Finally, just as I became totally engrossed with this ongoing series, I stumbled across a discussion that several of my blogging friends were having, about the Kate Morton novels. Now, if there is one thing I have learned in my quest for the Good Life, it is this: when the river of synchronicity comes flowing past your door, you don't stand on the banks, wringing your hands -- you jump right in, and swim like crazy!

I could have put those books on reserve at the library, but something told me they were books I would need to share with friends, and to revisit upon occasion. I am now immersed in The House at Riverton, and am every bit as giddy as when I first discovered Jane Eyre as a young tween. You must pardon me now, for my books are calling me. They are nice and fat, and there are three of them!

Sunday, January 23, 2011


Could I possibly have picked a worse time to write, post and present a new book-blog? I've almost completed the rough draft of chapter two in Miss Becky Goes Abroad. Now, if only I had a place to put it!

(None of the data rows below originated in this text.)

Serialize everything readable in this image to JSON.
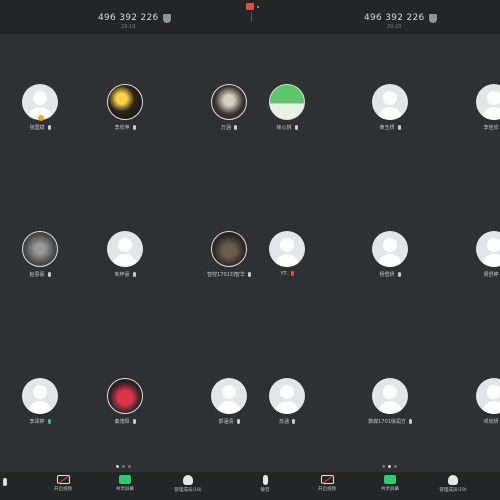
{
  "left_panel": {
    "meeting_id": "496 392 226",
    "time": "29:19"
  },
  "right_panel": {
    "meeting_id": "496 392 226",
    "time": "29:20"
  },
  "participants": [
    {
      "name": "张国斌",
      "mic": "gray"
    },
    {
      "name": "李欣萍",
      "mic": "gray"
    },
    {
      "name": "万涵",
      "mic": "gray"
    },
    {
      "name": "徐心悦",
      "mic": "gray"
    },
    {
      "name": "黄玉妍",
      "mic": "gray"
    },
    {
      "name": "李佳欣",
      "mic": "gray"
    },
    {
      "name": "赵思豪",
      "mic": "gray"
    },
    {
      "name": "朱梓豪",
      "mic": "gray"
    },
    {
      "name": "智控1701刘智华",
      "mic": "gray"
    },
    {
      "name": "YT.",
      "mic": "red"
    },
    {
      "name": "杨雪妍",
      "mic": "gray"
    },
    {
      "name": "周舒婷",
      "mic": "gray"
    },
    {
      "name": "李泽婷",
      "mic": "green"
    },
    {
      "name": "秦茂阳",
      "mic": "gray"
    },
    {
      "name": "郭涵清",
      "mic": "gray"
    },
    {
      "name": "苏涵",
      "mic": "gray"
    },
    {
      "name": "数媒1701徐润方",
      "mic": "gray"
    },
    {
      "name": "邓欣妍",
      "mic": "gray"
    }
  ],
  "toolbar": {
    "left": {
      "video": "开启视频",
      "share": "共享屏幕",
      "members": "管理成员(19)"
    },
    "right": {
      "mute": "静音",
      "video": "开启视频",
      "share": "共享屏幕",
      "members": "管理成员(19)"
    }
  },
  "colors": {
    "recording": "#e74c3c",
    "share": "#2ecc71",
    "muted": "#e74c3c",
    "speaking": "#2ecc71"
  }
}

The problem is, as I was writing this chapter, an image began to form in my head -- of what the blog should look like. John was seriously into photography back in those days, even doing his own printing and developing. Since we didn't have the equipment for color prints, most of our photos from that era are black & white, and the passage of time has given them an aged, antique look. So, in my head, this image of a scrapbook began to form -- but not one of these modern day cutesy scrapbooks. It was an old one, like you might discover in a trunk or attic. Instead of the vivid garden colors called for here at Seasonality, the new one kept telling me it longed for soft parchment and sepia tones, and its banner font should look as if it had been scrawled with an old fountain pen. I yearn to be able to place the photos just where I want them, next to corresponding text, instead of having them placed wherever my Blogger template says they must be, and if they could appear in scrapbook-like frames, or better yet, looking as if they had been stuck to the page with those old-timey corner tabs? Well, I'd just be over the moon. Indeed I would.

Too bad I don't know how to achieve any of this, or if it is even possible on Blogger. Dear Hubby and Son could probably fumble their way around and figure it out eventually, but neither really has the time (you remember what our garage is filled with, don't you?), and I want it now! My son recommended a different hosting service, called Square Space, that seems to be quickly gaining in popularity, but again, it could take me weeks, if not months, to stumble my way to what I want -- months that would be much better spent writing (or perhaps unpacking a box or two?).

So. Anybody got a good banner designer to recommend?